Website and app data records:
*** Begin section ***
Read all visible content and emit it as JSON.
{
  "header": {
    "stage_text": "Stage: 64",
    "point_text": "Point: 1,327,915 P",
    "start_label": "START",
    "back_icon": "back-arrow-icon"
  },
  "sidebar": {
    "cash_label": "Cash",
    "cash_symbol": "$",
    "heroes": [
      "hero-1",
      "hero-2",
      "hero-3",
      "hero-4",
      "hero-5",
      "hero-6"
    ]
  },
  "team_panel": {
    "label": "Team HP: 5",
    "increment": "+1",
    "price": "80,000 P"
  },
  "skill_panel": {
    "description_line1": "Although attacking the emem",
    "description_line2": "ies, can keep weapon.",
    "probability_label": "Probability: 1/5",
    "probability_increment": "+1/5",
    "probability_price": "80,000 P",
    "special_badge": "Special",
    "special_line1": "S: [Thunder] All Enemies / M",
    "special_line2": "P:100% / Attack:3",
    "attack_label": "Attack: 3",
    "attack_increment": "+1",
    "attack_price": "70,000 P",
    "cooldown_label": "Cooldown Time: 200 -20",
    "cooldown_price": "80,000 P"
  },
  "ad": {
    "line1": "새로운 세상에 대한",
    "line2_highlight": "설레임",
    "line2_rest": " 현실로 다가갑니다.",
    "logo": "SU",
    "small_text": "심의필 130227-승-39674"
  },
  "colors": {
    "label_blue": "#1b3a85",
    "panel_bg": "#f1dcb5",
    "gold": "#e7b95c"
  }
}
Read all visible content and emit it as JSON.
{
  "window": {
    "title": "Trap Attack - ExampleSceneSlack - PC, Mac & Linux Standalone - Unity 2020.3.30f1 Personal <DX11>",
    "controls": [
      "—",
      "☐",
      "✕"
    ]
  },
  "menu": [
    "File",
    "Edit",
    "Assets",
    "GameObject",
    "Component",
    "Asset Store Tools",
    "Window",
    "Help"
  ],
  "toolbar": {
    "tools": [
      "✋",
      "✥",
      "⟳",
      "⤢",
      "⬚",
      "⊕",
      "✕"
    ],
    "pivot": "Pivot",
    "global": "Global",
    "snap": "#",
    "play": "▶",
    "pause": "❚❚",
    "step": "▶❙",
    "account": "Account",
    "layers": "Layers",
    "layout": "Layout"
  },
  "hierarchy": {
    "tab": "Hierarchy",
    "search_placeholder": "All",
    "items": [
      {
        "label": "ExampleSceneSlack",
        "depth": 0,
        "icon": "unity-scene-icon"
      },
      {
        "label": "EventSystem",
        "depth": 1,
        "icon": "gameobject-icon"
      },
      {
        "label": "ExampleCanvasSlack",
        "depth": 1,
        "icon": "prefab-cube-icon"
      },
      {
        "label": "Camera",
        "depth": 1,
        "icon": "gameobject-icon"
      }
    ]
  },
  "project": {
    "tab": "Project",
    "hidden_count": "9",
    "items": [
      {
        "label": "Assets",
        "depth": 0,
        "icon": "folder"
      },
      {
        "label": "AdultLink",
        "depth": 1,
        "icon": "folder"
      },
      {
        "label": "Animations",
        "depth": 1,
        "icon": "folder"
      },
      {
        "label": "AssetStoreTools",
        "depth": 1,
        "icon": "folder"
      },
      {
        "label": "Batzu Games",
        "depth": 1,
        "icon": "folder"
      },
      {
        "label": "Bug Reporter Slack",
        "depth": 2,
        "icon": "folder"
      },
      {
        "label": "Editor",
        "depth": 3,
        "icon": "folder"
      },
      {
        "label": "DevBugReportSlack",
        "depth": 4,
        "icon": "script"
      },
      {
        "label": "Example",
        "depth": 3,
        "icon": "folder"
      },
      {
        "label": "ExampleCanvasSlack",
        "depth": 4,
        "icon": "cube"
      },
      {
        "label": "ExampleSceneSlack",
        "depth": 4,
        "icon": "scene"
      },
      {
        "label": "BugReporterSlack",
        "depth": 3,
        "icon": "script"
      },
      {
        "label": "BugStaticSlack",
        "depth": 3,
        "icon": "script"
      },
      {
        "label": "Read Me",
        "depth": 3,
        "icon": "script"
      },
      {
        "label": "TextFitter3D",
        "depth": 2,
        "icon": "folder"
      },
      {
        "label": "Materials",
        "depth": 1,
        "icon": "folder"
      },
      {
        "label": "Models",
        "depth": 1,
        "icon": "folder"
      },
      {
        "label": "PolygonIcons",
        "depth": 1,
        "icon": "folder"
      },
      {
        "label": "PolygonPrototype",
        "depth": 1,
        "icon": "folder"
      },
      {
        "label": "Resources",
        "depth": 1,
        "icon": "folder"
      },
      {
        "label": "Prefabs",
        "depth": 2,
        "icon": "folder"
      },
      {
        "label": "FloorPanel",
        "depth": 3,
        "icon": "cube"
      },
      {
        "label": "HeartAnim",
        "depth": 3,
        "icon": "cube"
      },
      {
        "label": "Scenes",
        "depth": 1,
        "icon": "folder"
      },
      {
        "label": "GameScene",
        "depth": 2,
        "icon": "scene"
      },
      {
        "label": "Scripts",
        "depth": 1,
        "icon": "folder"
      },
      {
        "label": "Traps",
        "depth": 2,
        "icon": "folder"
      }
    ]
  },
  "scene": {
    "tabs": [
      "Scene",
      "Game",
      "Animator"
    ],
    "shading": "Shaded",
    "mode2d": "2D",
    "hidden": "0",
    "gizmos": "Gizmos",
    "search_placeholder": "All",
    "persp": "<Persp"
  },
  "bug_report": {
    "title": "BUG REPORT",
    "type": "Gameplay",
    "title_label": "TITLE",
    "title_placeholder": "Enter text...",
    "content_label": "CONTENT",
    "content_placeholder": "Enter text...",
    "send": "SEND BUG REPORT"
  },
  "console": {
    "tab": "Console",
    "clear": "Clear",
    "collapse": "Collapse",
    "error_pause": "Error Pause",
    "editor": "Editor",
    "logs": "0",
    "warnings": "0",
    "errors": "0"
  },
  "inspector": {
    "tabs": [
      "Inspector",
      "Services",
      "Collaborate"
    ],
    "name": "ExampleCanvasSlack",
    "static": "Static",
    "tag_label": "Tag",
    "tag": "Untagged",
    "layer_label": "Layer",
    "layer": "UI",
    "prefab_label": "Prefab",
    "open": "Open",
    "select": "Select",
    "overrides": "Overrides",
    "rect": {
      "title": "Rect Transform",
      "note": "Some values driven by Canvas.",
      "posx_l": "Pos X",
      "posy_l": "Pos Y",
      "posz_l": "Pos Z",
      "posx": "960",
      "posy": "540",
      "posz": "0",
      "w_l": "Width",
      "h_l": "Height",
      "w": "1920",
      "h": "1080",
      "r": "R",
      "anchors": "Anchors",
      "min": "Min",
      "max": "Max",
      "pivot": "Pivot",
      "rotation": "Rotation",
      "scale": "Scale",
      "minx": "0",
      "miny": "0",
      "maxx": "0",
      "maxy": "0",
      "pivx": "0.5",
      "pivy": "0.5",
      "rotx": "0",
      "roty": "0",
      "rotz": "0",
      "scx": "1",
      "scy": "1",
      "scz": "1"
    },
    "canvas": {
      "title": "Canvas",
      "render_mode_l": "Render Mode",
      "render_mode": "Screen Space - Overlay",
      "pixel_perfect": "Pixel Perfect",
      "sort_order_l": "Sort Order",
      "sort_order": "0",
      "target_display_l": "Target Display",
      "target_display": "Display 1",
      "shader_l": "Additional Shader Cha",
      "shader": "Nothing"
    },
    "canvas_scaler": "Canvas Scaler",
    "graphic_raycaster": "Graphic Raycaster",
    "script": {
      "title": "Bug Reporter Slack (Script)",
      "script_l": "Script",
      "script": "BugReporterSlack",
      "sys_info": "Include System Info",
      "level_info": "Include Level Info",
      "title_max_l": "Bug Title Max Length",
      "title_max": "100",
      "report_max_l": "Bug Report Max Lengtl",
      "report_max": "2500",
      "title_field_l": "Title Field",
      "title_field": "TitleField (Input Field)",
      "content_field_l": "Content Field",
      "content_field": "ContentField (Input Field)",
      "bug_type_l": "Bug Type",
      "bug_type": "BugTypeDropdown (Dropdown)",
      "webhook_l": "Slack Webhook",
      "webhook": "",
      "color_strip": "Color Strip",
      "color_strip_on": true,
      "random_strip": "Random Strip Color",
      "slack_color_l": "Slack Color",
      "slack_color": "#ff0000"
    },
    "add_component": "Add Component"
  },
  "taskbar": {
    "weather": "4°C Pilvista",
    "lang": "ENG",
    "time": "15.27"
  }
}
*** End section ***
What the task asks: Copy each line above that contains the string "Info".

Worked solution:
      "sys_info": "Include System Info",
      "level_info": "Include Level Info",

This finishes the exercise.